Does Islamabad, Pakistan, in November 1979 mean anything? Was there as dependent spouse working part time. Sat in the vault not knowing that my three children at school were frightened. Two were hiding in the bathroom, the other going with a friend as her sister had told her “stay with him until I return.”
Dependent of deceased
State Department employee
I was associated with the FS from 1971-75 as a spouse, and from 1976-2004 as an active duty FSO and then senior Foreign Service officer. My husband and I were among the first 10 officer/officer couples to pioneer what are now known as FS tandems. My husband’s tour in Mexico in the early 1970s exposed us to widespread demonstrations against the United States in connection with the downfall of the Allende regime in Chile and to two kidnappings, one of which ended in the death of a junior officer.

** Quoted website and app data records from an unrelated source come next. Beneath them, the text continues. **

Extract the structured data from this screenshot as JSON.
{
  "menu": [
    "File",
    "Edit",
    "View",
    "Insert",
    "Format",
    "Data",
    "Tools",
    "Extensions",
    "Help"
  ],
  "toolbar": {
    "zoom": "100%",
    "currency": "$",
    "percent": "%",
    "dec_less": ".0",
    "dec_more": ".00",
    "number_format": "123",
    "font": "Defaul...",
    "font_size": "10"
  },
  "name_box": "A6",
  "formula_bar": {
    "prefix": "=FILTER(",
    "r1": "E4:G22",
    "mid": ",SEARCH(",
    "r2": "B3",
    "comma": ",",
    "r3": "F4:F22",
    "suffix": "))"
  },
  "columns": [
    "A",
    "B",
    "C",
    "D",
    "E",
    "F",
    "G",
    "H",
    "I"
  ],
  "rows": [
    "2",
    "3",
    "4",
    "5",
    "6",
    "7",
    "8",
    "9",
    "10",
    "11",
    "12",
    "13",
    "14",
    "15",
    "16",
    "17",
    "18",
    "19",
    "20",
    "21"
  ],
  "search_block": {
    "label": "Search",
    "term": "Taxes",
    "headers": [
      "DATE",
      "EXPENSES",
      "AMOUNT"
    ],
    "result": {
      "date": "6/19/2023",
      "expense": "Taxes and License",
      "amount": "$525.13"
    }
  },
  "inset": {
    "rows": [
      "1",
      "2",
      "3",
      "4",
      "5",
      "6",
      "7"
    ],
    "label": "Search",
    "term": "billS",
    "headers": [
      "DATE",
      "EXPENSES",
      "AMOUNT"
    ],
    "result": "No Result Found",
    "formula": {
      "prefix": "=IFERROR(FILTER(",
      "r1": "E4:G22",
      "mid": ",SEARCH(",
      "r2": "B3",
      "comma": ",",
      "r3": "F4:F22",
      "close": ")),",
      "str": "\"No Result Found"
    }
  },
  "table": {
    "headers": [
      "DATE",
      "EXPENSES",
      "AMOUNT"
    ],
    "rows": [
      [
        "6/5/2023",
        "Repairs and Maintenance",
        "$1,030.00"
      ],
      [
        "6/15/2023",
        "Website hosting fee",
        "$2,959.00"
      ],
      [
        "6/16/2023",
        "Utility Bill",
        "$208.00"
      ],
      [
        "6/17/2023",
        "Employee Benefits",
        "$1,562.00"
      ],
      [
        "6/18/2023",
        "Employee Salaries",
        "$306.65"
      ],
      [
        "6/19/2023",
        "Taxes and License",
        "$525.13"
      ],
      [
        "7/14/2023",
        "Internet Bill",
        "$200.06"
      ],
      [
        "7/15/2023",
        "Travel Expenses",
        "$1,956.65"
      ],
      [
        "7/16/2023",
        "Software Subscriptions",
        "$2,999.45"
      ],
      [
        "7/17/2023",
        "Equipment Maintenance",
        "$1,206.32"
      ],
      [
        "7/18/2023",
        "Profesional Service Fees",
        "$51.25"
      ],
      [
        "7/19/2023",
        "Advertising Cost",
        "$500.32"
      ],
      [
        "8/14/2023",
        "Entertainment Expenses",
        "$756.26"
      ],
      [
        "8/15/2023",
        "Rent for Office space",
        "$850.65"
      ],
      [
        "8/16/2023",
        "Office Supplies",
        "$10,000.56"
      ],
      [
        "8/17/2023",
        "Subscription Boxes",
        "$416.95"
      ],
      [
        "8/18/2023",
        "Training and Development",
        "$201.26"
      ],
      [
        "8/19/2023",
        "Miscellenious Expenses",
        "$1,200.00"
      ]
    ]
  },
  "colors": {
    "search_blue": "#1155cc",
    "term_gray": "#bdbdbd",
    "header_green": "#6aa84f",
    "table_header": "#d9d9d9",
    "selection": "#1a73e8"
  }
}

At the request of the FBI during that tour, I substituted for Andrea Patterson (whom they thought I resembled) for a scheduled meeting with her husband’s kidnappers when she was not able to make the appointed meeting time, but the kidnappers never appeared. During my first posting abroad as an officer in Rome, my husband, who was the ambassador’s executive assistant, and I were most unnerved by the discovery of maps of our 5-year-old daughter’s bus route, and associated plans to ambush it, during an Italian government raid on a cell of the Red Brigade terrorist group, the same group that killed Italian Prime Minister Aldo Moro. Every one of our subsequent postings abroad had high security moments due to local health hazards, political unrest, anti-Americanism and mass demonstrations, but none was as bone-chilling as the plans found for that bus.
Stephanie Smith Kinney
I was a Foreign Service officer from 1969 until 2009 and served a majority of that time in Africa, Asia or Europe. I would have never imagined that in the late ’80s, when I was in Barcelona as consul general, my consulate would be bombed, but it was! Fortunately, we escaped with only several injuries, but it could have been much worse. The point here is that serving the U.S. abroad is a risky and dangerous business. While I considered it an honor and a privilege to represent America abroad, security was never far from my thoughts. The Foreign Service needs more resources to do our jobs and to carry out the U.S. foreign policy goals and objectives in better-protected environments overseas.
Ruth A. Davis,
I was in the embassy in Rabat, Morocco, during the Six-Day War. While we were doing contingency planning to evacuate the American community, we were visited by representatives of the American airline that would support the evacuation. The worst-case scenario was that there would be time for only one aircraft to come down from Lisbon to take out as many as possible. In that case, the airline representatives said, they would take out all of the seats in the plane and the evacuees would lie down shoulder-to-shoulder, feet-to-feet on the floor of the plane. The sketch of this option looked to me exactly like the diagrams in the history books depicting the loading of slave ships coming to America.
Alfred R. Barr
When Martin Luther King was killed, I was the only American stationed in what was then Luluabourg, Zaire. Friends immediately called me to warn of impending mob action. Indeed, the provincial governor warned that anyone touching a hair on my head would have him to deal with.
When I got to our American Cultural Center, it was still locked up and my local personnel were standing across the street. I went inside and dragged a table outside and then went back and got some large sheets of paper and a pen in a pen holder. When the first elements of the mob arrived, I held out the pen and asked who wanted to be the first to sign the condolence book. After a brief pause, the mob calmed down and got into line to sign. By that time there was also a significant police presence at the scene. Only a few windows were broken in the excitement.
Other American installations in Africa weren’t as lucky.
Merton L. Bland,
foreign service officer
I served as an officer in the U.S. Foreign Service from 1957 to 1985. That included Hong Kong, Vietnam, Angola twice, Jamaica and Morocco. I received a number of awards during my career. The most significant to me was the gold Award for Valor. It was presented to me in person by Larry Eagleburger, the only FSO to become Secretary of State. I have a photo of that ceremony. The main basis for the award was for my rescue of about 20 U.S. and Canadian missionaries who were in great danger during the civil war from remote locations in Angola shortly before Angola became independent.
I am a past president of diplomatic and consular officers, retired, which has many members on active duty. One such member was Ambassador Christopher Stevens, who gave up his life for our country in Benghazi, Libya, last week.